> **WHAT TO PRODUCE**: Write out each record exactly as it stands. No pictures belong in the copy.

> **DATA EXTRACTS**:
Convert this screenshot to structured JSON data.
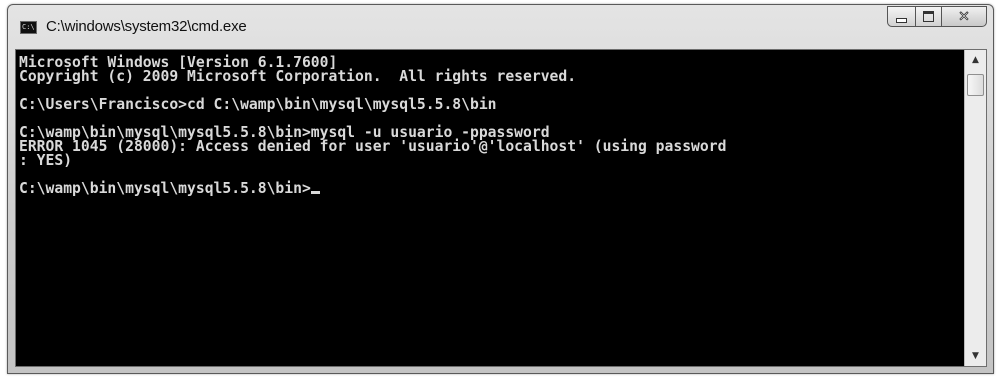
{
  "window": {
    "title": "C:\\windows\\system32\\cmd.exe",
    "icon_text": "C:\\"
  },
  "console": {
    "lines": [
      "Microsoft Windows [Version 6.1.7600]",
      "Copyright (c) 2009 Microsoft Corporation.  All rights reserved.",
      "",
      "C:\\Users\\Francisco>cd C:\\wamp\\bin\\mysql\\mysql5.5.8\\bin",
      "",
      "C:\\wamp\\bin\\mysql\\mysql5.5.8\\bin>mysql -u usuario -ppassword",
      "ERROR 1045 (28000): Access denied for user 'usuario'@'localhost' (using password",
      ": YES)",
      "",
      "C:\\wamp\\bin\\mysql\\mysql5.5.8\\bin>"
    ],
    "foreground": "#d9d9d9",
    "background": "#000000"
  },
  "icons": {
    "app": "console-app-icon",
    "minimize": "minimize-icon",
    "maximize": "maximize-icon",
    "close": "close-icon",
    "scroll_up": "arrow-up-icon",
    "scroll_down": "arrow-down-icon"
  }
}
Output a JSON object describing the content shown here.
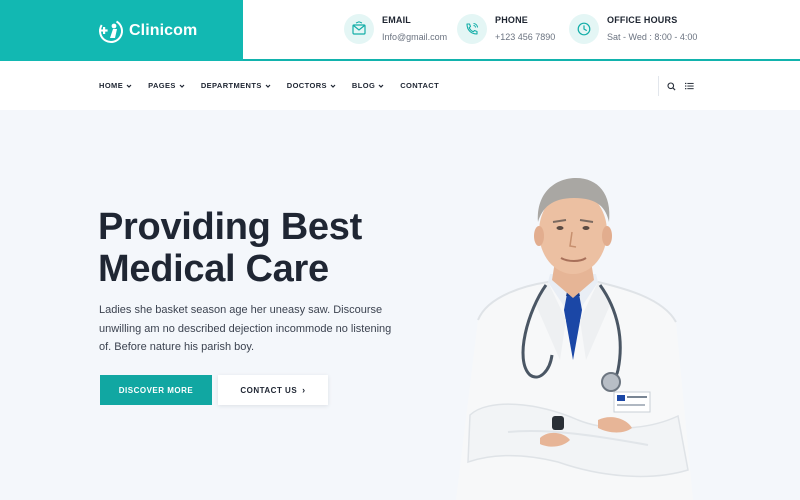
{
  "brand": {
    "name": "Clinicom",
    "color": "#12b8b2"
  },
  "contacts": [
    {
      "icon": "mail-icon",
      "title": "EMAIL",
      "value": "Info@gmail.com"
    },
    {
      "icon": "phone-icon",
      "title": "PHONE",
      "value": "+123 456 7890"
    },
    {
      "icon": "clock-icon",
      "title": "OFFICE HOURS",
      "value": "Sat - Wed : 8:00 - 4:00"
    }
  ],
  "nav": {
    "items": [
      {
        "label": "HOME",
        "dropdown": true
      },
      {
        "label": "PAGES",
        "dropdown": true
      },
      {
        "label": "DEPARTMENTS",
        "dropdown": true
      },
      {
        "label": "DOCTORS",
        "dropdown": true
      },
      {
        "label": "BLOG",
        "dropdown": true
      },
      {
        "label": "CONTACT",
        "dropdown": false
      }
    ],
    "tools": [
      "search-icon",
      "menu-list-icon"
    ]
  },
  "hero": {
    "title_line1": "Providing Best",
    "title_line2": "Medical Care",
    "description": "Ladies she basket season age her uneasy saw. Discourse unwilling am no described dejection incommode no listening of. Before nature his parish boy.",
    "primary_button": "DISCOVER MORE",
    "secondary_button": "CONTACT US",
    "secondary_button_arrow": "›"
  },
  "colors": {
    "accent": "#12b3ad",
    "hero_bg": "#f4f7fb",
    "heading": "#1f2633"
  }
}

> **OUTPUT OF THE TASK**:
Convert this screenshot to structured JSON data.
{
  "window": {
    "title": "C:\\windows\\system32\\cmd.exe",
    "icon_text": "C:\\"
  },
  "console": {
    "lines": [
      "Microsoft Windows [Version 6.1.7600]",
      "Copyright (c) 2009 Microsoft Corporation.  All rights reserved.",
      "",
      "C:\\Users\\Francisco>cd C:\\wamp\\bin\\mysql\\mysql5.5.8\\bin",
      "",
      "C:\\wamp\\bin\\mysql\\mysql5.5.8\\bin>mysql -u usuario -ppassword",
      "ERROR 1045 (28000): Access denied for user 'usuario'@'localhost' (using password",
      ": YES)",
      "",
      "C:\\wamp\\bin\\mysql\\mysql5.5.8\\bin>"
    ],
    "foreground": "#d9d9d9",
    "background": "#000000"
  },
  "icons": {
    "app": "console-app-icon",
    "minimize": "minimize-icon",
    "maximize": "maximize-icon",
    "close": "close-icon",
    "scroll_up": "arrow-up-icon",
    "scroll_down": "arrow-down-icon"
  }
}
Output a JSON object describing the content shown here.
{
  "brand": {
    "name": "Clinicom",
    "color": "#12b8b2"
  },
  "contacts": [
    {
      "icon": "mail-icon",
      "title": "EMAIL",
      "value": "Info@gmail.com"
    },
    {
      "icon": "phone-icon",
      "title": "PHONE",
      "value": "+123 456 7890"
    },
    {
      "icon": "clock-icon",
      "title": "OFFICE HOURS",
      "value": "Sat - Wed : 8:00 - 4:00"
    }
  ],
  "nav": {
    "items": [
      {
        "label": "HOME",
        "dropdown": true
      },
      {
        "label": "PAGES",
        "dropdown": true
      },
      {
        "label": "DEPARTMENTS",
        "dropdown": true
      },
      {
        "label": "DOCTORS",
        "dropdown": true
      },
      {
        "label": "BLOG",
        "dropdown": true
      },
      {
        "label": "CONTACT",
        "dropdown": false
      }
    ],
    "tools": [
      "search-icon",
      "menu-list-icon"
    ]
  },
  "hero": {
    "title_line1": "Providing Best",
    "title_line2": "Medical Care",
    "description": "Ladies she basket season age her uneasy saw. Discourse unwilling am no described dejection incommode no listening of. Before nature his parish boy.",
    "primary_button": "DISCOVER MORE",
    "secondary_button": "CONTACT US",
    "secondary_button_arrow": "›"
  },
  "colors": {
    "accent": "#12b3ad",
    "hero_bg": "#f4f7fb",
    "heading": "#1f2633"
  }
}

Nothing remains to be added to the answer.